[Items from an interface collection]
────────
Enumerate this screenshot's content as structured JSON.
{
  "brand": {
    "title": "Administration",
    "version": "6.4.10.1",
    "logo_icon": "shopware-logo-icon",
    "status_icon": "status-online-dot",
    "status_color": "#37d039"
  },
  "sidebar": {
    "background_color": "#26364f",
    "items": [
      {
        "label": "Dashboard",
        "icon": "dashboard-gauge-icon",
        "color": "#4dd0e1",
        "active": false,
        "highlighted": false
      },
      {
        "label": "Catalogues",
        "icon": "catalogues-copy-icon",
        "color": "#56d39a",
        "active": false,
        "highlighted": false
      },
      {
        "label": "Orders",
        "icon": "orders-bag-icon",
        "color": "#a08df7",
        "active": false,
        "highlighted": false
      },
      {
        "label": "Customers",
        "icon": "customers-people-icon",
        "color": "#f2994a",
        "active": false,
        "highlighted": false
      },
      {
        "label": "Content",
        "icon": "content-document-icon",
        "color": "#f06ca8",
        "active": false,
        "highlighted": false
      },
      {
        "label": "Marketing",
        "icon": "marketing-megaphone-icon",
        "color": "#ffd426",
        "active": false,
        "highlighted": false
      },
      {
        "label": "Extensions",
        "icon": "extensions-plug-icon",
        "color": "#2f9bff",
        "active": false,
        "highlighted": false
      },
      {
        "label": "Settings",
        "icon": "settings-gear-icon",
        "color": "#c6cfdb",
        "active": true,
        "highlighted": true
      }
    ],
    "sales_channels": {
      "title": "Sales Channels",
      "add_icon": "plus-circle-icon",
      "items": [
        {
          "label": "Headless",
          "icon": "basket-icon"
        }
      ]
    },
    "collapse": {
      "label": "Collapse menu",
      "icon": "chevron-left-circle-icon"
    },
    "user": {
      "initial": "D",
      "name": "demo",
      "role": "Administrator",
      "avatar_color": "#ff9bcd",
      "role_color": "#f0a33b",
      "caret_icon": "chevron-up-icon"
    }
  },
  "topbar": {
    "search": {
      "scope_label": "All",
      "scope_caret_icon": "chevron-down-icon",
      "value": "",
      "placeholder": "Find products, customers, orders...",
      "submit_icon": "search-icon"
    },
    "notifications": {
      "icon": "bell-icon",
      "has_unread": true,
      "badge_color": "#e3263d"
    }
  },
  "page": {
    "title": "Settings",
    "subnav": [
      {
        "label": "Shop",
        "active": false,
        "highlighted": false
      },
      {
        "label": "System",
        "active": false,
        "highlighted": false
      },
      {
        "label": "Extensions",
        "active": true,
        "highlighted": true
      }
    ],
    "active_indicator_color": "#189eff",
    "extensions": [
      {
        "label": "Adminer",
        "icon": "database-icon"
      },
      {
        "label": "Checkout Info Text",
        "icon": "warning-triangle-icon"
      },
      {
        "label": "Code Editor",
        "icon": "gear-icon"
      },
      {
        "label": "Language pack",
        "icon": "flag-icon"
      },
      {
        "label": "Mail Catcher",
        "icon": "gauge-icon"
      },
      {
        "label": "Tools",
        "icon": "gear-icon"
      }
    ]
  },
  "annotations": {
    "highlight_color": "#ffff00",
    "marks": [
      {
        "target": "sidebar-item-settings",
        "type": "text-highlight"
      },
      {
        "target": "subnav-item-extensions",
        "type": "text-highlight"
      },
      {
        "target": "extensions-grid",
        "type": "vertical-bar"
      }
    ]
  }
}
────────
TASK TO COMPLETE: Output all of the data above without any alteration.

RESPONSE TO THE EXERCISE:
Enumerate this screenshot's content as structured JSON.
{
  "brand": {
    "title": "Administration",
    "version": "6.4.10.1",
    "logo_icon": "shopware-logo-icon",
    "status_icon": "status-online-dot",
    "status_color": "#37d039"
  },
  "sidebar": {
    "background_color": "#26364f",
    "items": [
      {
        "label": "Dashboard",
        "icon": "dashboard-gauge-icon",
        "color": "#4dd0e1",
        "active": false,
        "highlighted": false
      },
      {
        "label": "Catalogues",
        "icon": "catalogues-copy-icon",
        "color": "#56d39a",
        "active": false,
        "highlighted": false
      },
      {
        "label": "Orders",
        "icon": "orders-bag-icon",
        "color": "#a08df7",
        "active": false,
        "highlighted": false
      },
      {
        "label": "Customers",
        "icon": "customers-people-icon",
        "color": "#f2994a",
        "active": false,
        "highlighted": false
      },
      {
        "label": "Content",
        "icon": "content-document-icon",
        "color": "#f06ca8",
        "active": false,
        "highlighted": false
      },
      {
        "label": "Marketing",
        "icon": "marketing-megaphone-icon",
        "color": "#ffd426",
        "active": false,
        "highlighted": false
      },
      {
        "label": "Extensions",
        "icon": "extensions-plug-icon",
        "color": "#2f9bff",
        "active": false,
        "highlighted": false
      },
      {
        "label": "Settings",
        "icon": "settings-gear-icon",
        "color": "#c6cfdb",
        "active": true,
        "highlighted": true
      }
    ],
    "sales_channels": {
      "title": "Sales Channels",
      "add_icon": "plus-circle-icon",
      "items": [
        {
          "label": "Headless",
          "icon": "basket-icon"
        }
      ]
    },
    "collapse": {
      "label": "Collapse menu",
      "icon": "chevron-left-circle-icon"
    },
    "user": {
      "initial": "D",
      "name": "demo",
      "role": "Administrator",
      "avatar_color": "#ff9bcd",
      "role_color": "#f0a33b",
      "caret_icon": "chevron-up-icon"
    }
  },
  "topbar": {
    "search": {
      "scope_label": "All",
      "scope_caret_icon": "chevron-down-icon",
      "value": "",
      "placeholder": "Find products, customers, orders...",
      "submit_icon": "search-icon"
    },
    "notifications": {
      "icon": "bell-icon",
      "has_unread": true,
      "badge_color": "#e3263d"
    }
  },
  "page": {
    "title": "Settings",
    "subnav": [
      {
        "label": "Shop",
        "active": false,
        "highlighted": false
      },
      {
        "label": "System",
        "active": false,
        "highlighted": false
      },
      {
        "label": "Extensions",
        "active": true,
        "highlighted": true
      }
    ],
    "active_indicator_color": "#189eff",
    "extensions": [
      {
        "label": "Adminer",
        "icon": "database-icon"
      },
      {
        "label": "Checkout Info Text",
        "icon": "warning-triangle-icon"
      },
      {
        "label": "Code Editor",
        "icon": "gear-icon"
      },
      {
        "label": "Language pack",
        "icon": "flag-icon"
      },
      {
        "label": "Mail Catcher",
        "icon": "gauge-icon"
      },
      {
        "label": "Tools",
        "icon": "gear-icon"
      }
    ]
  },
  "annotations": {
    "highlight_color": "#ffff00",
    "marks": [
      {
        "target": "sidebar-item-settings",
        "type": "text-highlight"
      },
      {
        "target": "subnav-item-extensions",
        "type": "text-highlight"
      },
      {
        "target": "extensions-grid",
        "type": "vertical-bar"
      }
    ]
  }
}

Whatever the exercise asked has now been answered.